◆ INPUT FOR THIS TASK:
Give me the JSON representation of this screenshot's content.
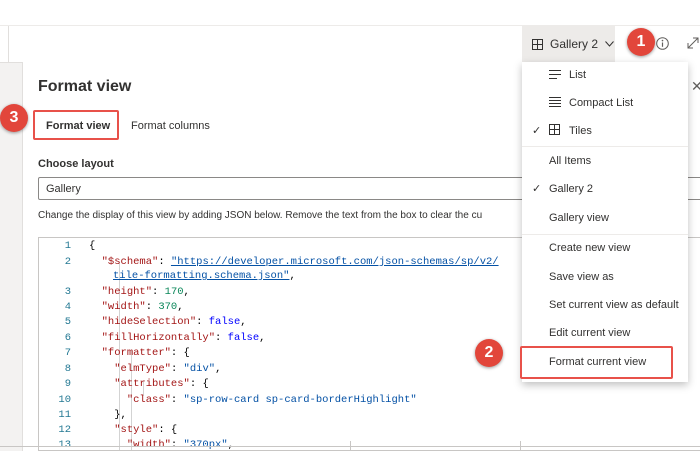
{
  "header": {
    "view_switcher_label": "Gallery 2"
  },
  "panel": {
    "title": "Format view",
    "tabs": [
      {
        "label": "Format view",
        "selected": true
      },
      {
        "label": "Format columns",
        "selected": false
      }
    ],
    "choose_layout_label": "Choose layout",
    "layout_value": "Gallery",
    "help_text": "Change the display of this view by adding JSON below. Remove the text from the box to clear the cu"
  },
  "editor": {
    "line_numbers": [
      "1",
      "2",
      "",
      "3",
      "4",
      "5",
      "6",
      "7",
      "8",
      "9",
      "10",
      "11",
      "12",
      "13"
    ],
    "code": {
      "l1": "{",
      "l2_key": "\"$schema\"",
      "l2_url": "\"https://developer.microsoft.com/json-schemas/sp/v2/",
      "l2b_url": "tile-formatting.schema.json\"",
      "l3_key": "\"height\"",
      "l3_val": "170",
      "l4_key": "\"width\"",
      "l4_val": "370",
      "l5_key": "\"hideSelection\"",
      "l5_val": "false",
      "l6_key": "\"fillHorizontally\"",
      "l6_val": "false",
      "l7_key": "\"formatter\"",
      "l8_key": "\"elmType\"",
      "l8_val": "\"div\"",
      "l9_key": "\"attributes\"",
      "l10_key": "\"class\"",
      "l10_val": "\"sp-row-card sp-card-borderHighlight\"",
      "l11": "},",
      "l12_key": "\"style\"",
      "l13_key": "\"width\"",
      "l13_val": "\"370px\""
    }
  },
  "menu": {
    "items": [
      {
        "label": "List",
        "icon": "list-icon",
        "checked": false
      },
      {
        "label": "Compact List",
        "icon": "compact-list-icon",
        "checked": false
      },
      {
        "label": "Tiles",
        "icon": "tiles-icon",
        "checked": true
      },
      {
        "label": "All Items",
        "checked": false
      },
      {
        "label": "Gallery 2",
        "checked": true
      },
      {
        "label": "Gallery view",
        "checked": false
      },
      {
        "label": "Create new view"
      },
      {
        "label": "Save view as"
      },
      {
        "label": "Set current view as default"
      },
      {
        "label": "Edit current view"
      },
      {
        "label": "Format current view"
      }
    ]
  },
  "callouts": [
    "1",
    "2",
    "3"
  ],
  "colors": {
    "callout_red": "#e2463b",
    "accent": "#0078d4"
  }
}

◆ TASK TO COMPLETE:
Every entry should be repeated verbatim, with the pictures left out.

◆ REPLY TO THE TASK:
Give me the JSON representation of this screenshot's content.
{
  "header": {
    "view_switcher_label": "Gallery 2"
  },
  "panel": {
    "title": "Format view",
    "tabs": [
      {
        "label": "Format view",
        "selected": true
      },
      {
        "label": "Format columns",
        "selected": false
      }
    ],
    "choose_layout_label": "Choose layout",
    "layout_value": "Gallery",
    "help_text": "Change the display of this view by adding JSON below. Remove the text from the box to clear the cu"
  },
  "editor": {
    "line_numbers": [
      "1",
      "2",
      "",
      "3",
      "4",
      "5",
      "6",
      "7",
      "8",
      "9",
      "10",
      "11",
      "12",
      "13"
    ],
    "code": {
      "l1": "{",
      "l2_key": "\"$schema\"",
      "l2_url": "\"https://developer.microsoft.com/json-schemas/sp/v2/",
      "l2b_url": "tile-formatting.schema.json\"",
      "l3_key": "\"height\"",
      "l3_val": "170",
      "l4_key": "\"width\"",
      "l4_val": "370",
      "l5_key": "\"hideSelection\"",
      "l5_val": "false",
      "l6_key": "\"fillHorizontally\"",
      "l6_val": "false",
      "l7_key": "\"formatter\"",
      "l8_key": "\"elmType\"",
      "l8_val": "\"div\"",
      "l9_key": "\"attributes\"",
      "l10_key": "\"class\"",
      "l10_val": "\"sp-row-card sp-card-borderHighlight\"",
      "l11": "},",
      "l12_key": "\"style\"",
      "l13_key": "\"width\"",
      "l13_val": "\"370px\""
    }
  },
  "menu": {
    "items": [
      {
        "label": "List",
        "icon": "list-icon",
        "checked": false
      },
      {
        "label": "Compact List",
        "icon": "compact-list-icon",
        "checked": false
      },
      {
        "label": "Tiles",
        "icon": "tiles-icon",
        "checked": true
      },
      {
        "label": "All Items",
        "checked": false
      },
      {
        "label": "Gallery 2",
        "checked": true
      },
      {
        "label": "Gallery view",
        "checked": false
      },
      {
        "label": "Create new view"
      },
      {
        "label": "Save view as"
      },
      {
        "label": "Set current view as default"
      },
      {
        "label": "Edit current view"
      },
      {
        "label": "Format current view"
      }
    ]
  },
  "callouts": [
    "1",
    "2",
    "3"
  ],
  "colors": {
    "callout_red": "#e2463b",
    "accent": "#0078d4"
  }
}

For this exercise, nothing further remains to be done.